[Stored items]

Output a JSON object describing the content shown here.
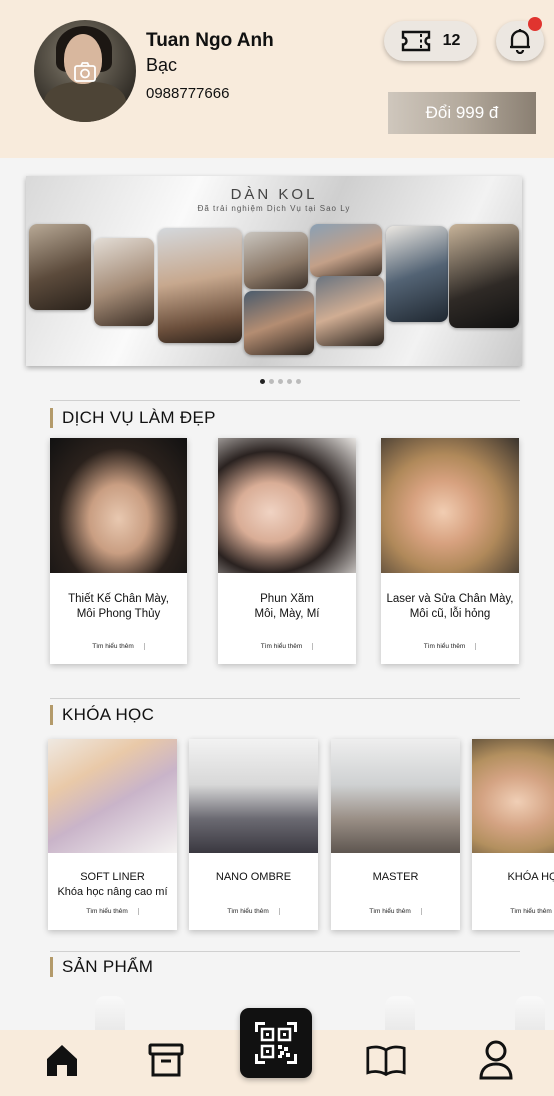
{
  "profile": {
    "name": "Tuan Ngo Anh",
    "tier": "Bạc",
    "phone": "0988777666",
    "ticket_count": "12",
    "redeem_label": "Đổi 999 đ"
  },
  "banner": {
    "title": "DÀN KOL",
    "subtitle": "Đã trải nghiệm Dịch Vụ tại Sao Ly",
    "slide_index": 1,
    "slide_count": 5
  },
  "services": {
    "title": "DỊCH VỤ LÀM ĐẸP",
    "items": [
      {
        "line1": "Thiết Kế Chân Mày,",
        "line2": "Môi Phong Thủy",
        "more": "Tìm hiểu thêm"
      },
      {
        "line1": "Phun Xăm",
        "line2": "Môi, Mày, Mí",
        "more": "Tìm hiểu thêm"
      },
      {
        "line1": "Laser và Sửa Chân Mày,",
        "line2": "Môi cũ, lỗi hỏng",
        "more": "Tìm hiểu thêm"
      }
    ]
  },
  "courses": {
    "title": "KHÓA HỌC",
    "items": [
      {
        "line1": "SOFT LINER",
        "line2": "Khóa học nâng cao mí",
        "more": "Tìm hiểu thêm"
      },
      {
        "line1": "NANO OMBRE",
        "line2": "",
        "more": "Tìm hiểu thêm"
      },
      {
        "line1": "MASTER",
        "line2": "",
        "more": "Tìm hiểu thêm"
      },
      {
        "line1": "KHÓA HỌC",
        "line2": "",
        "more": "Tìm hiểu thêm"
      }
    ]
  },
  "products": {
    "title": "SẢN PHẨM"
  },
  "nav": {
    "items": [
      "home-icon",
      "archive-icon",
      "qr-code-icon",
      "book-icon",
      "user-icon"
    ]
  },
  "colors": {
    "header_bg": "#f8ebdc",
    "accent_bar": "#b39a6a",
    "notification_dot": "#e0342f"
  }
}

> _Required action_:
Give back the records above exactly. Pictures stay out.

> _Answer space_:
Output a JSON object describing the content shown here.
{
  "profile": {
    "name": "Tuan Ngo Anh",
    "tier": "Bạc",
    "phone": "0988777666",
    "ticket_count": "12",
    "redeem_label": "Đổi 999 đ"
  },
  "banner": {
    "title": "DÀN KOL",
    "subtitle": "Đã trải nghiệm Dịch Vụ tại Sao Ly",
    "slide_index": 1,
    "slide_count": 5
  },
  "services": {
    "title": "DỊCH VỤ LÀM ĐẸP",
    "items": [
      {
        "line1": "Thiết Kế Chân Mày,",
        "line2": "Môi Phong Thủy",
        "more": "Tìm hiểu thêm"
      },
      {
        "line1": "Phun Xăm",
        "line2": "Môi, Mày, Mí",
        "more": "Tìm hiểu thêm"
      },
      {
        "line1": "Laser và Sửa Chân Mày,",
        "line2": "Môi cũ, lỗi hỏng",
        "more": "Tìm hiểu thêm"
      }
    ]
  },
  "courses": {
    "title": "KHÓA HỌC",
    "items": [
      {
        "line1": "SOFT LINER",
        "line2": "Khóa học nâng cao mí",
        "more": "Tìm hiểu thêm"
      },
      {
        "line1": "NANO OMBRE",
        "line2": "",
        "more": "Tìm hiểu thêm"
      },
      {
        "line1": "MASTER",
        "line2": "",
        "more": "Tìm hiểu thêm"
      },
      {
        "line1": "KHÓA HỌC",
        "line2": "",
        "more": "Tìm hiểu thêm"
      }
    ]
  },
  "products": {
    "title": "SẢN PHẨM"
  },
  "nav": {
    "items": [
      "home-icon",
      "archive-icon",
      "qr-code-icon",
      "book-icon",
      "user-icon"
    ]
  },
  "colors": {
    "header_bg": "#f8ebdc",
    "accent_bar": "#b39a6a",
    "notification_dot": "#e0342f"
  }
}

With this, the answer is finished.